Today – Bob Dylan – 15th Infidels recording session in 1983 – 30 years ago


…..I did the album, and I call it that, but what it means is for other people to interpret, you know, if it means something to them. Infidels is a word that’s in the dictionary and whoever it applies to… to everybody on the album, every character. Maybe it’s all about infidels.
~Bob Dylan (to Kurt Loder in March 1984)

Foot of Pride:

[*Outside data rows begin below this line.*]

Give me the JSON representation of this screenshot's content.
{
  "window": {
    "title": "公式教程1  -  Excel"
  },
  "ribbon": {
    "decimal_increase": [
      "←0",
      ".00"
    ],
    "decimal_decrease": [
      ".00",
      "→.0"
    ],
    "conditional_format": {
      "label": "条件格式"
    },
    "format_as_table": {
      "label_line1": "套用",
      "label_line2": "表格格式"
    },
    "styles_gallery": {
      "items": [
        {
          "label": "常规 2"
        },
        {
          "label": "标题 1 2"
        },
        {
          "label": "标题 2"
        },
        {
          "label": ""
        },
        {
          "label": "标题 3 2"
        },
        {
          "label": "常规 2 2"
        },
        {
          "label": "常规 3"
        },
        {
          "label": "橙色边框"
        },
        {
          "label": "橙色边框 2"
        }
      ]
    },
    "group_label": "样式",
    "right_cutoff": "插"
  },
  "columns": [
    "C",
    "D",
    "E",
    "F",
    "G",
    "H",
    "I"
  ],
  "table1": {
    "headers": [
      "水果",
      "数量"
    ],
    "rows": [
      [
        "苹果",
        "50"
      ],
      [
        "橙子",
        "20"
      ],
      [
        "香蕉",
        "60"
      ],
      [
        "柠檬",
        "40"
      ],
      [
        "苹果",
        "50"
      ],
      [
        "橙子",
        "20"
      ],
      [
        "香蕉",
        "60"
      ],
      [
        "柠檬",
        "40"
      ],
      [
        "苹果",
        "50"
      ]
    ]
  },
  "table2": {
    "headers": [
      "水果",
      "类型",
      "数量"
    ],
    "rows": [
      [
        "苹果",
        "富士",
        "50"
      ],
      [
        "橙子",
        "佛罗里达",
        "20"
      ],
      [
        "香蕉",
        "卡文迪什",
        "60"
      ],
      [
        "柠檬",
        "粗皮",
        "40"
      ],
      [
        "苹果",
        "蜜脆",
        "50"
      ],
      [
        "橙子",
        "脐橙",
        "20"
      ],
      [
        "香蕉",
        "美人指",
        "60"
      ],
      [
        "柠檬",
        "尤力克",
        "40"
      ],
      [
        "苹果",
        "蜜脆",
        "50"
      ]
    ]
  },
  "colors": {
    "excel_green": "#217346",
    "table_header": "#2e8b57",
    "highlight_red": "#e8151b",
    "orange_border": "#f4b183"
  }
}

 “Bob’s musical ability is limited, in terms of being able to play a guitar or a piano,….. It’s rudimentary, but it doesn’t affect his variety, his sense of melody, his singing. It’s all there. In fact, some of the things he plays on piano while he’s singing are lovely, even though they’re rudimentary. That all demonstrates the fact that you don’t have to be a great technician. It’s the same old story: If something is played with soul, that’s what’s important.
~Mark Knopfler

“I’ve made shoes for everyone, even you, while I still go barefoot”
~Bob Dylan (from “I and I”)

Studio A
Power Station
New York City, New York
27 April 1983

Produced by Mark Knopfler and Bob Dylan

  1. From Paul
  2. Foot Of Pride
  3. Foot Of Pride
  4. Foot Of Pride
  5. Foot Of Pride
    ….Composing it was alright, it probably had a bunch of extra verses that probably… most likely weren’t necessary, they should have been… they should have been combined. But, the reason why it was never used was because the tempo speeded up, but there wasn’t any drum machine used on that, the tempo just automatically took off, for some vague and curious reason.
    ~Bob Dylan (to Eliot Mintz – March 1991)

    Foot of pride is in fact, in the words Dylan used to describe the composition “Like A Rolling Stone,” “a long piece of vomit”. … it’s about how pride destroys us and turns us into monsters.
    ~Paul Williams (BD performing artist 1974-86)
  6. Union Sundown
  7. Union Sundown
  8. (Unidentified Song)
  9. (Harmonica)
  10. (Unidentified Song)
  11. I And I
  12. I And I
  13. I And I
  14. I And I
  15. I And I
  16. I And I
    …according to author/critic Tim Riley, “updates the Dylan mythos. Even though it substitutes self-pity for the [pessimism found throughout Infidels], you can’t ignore it as a Dylan spyglass: ‘Someone else is speakin’ with my mouth, but I’m listening only to my heart/I’ve made shoes for everyone, even you, while I still go barefoot.'” Riley sees the song as an exploration of the distance between Dylan’s “inner identity and the public face he wears”.

    “I and I”, the other epic from these sessions, is a beautiful song, powerfully sung, with a wonderfully moody and evocative instrumental setting….
    ~Paul Williams (BD perfroming artist 1974-86) 
  17. I And I
  18. I And I
  19. I And I
  20. Julius And Ethel
  21. Julius And Ethel

infidels back


  • Bob Dylan (vocal, harmonica, keyboards & guitar)
  • Mark Knopfler (guitar)
  • Mick Taylor (guitar)
  • Alan Clark (keyboards)
  • Robbie Shakespeare (bass)
  • Sly Dunbar (drums)

6, 7, 20, 21 Clydie King (backing/shared vocal)

Related articles here @ JV:


Playlist of the day:

Other APR 27:

Continue reading Today – Bob Dylan – 15th Infidels recording session in 1983 – 30 years ago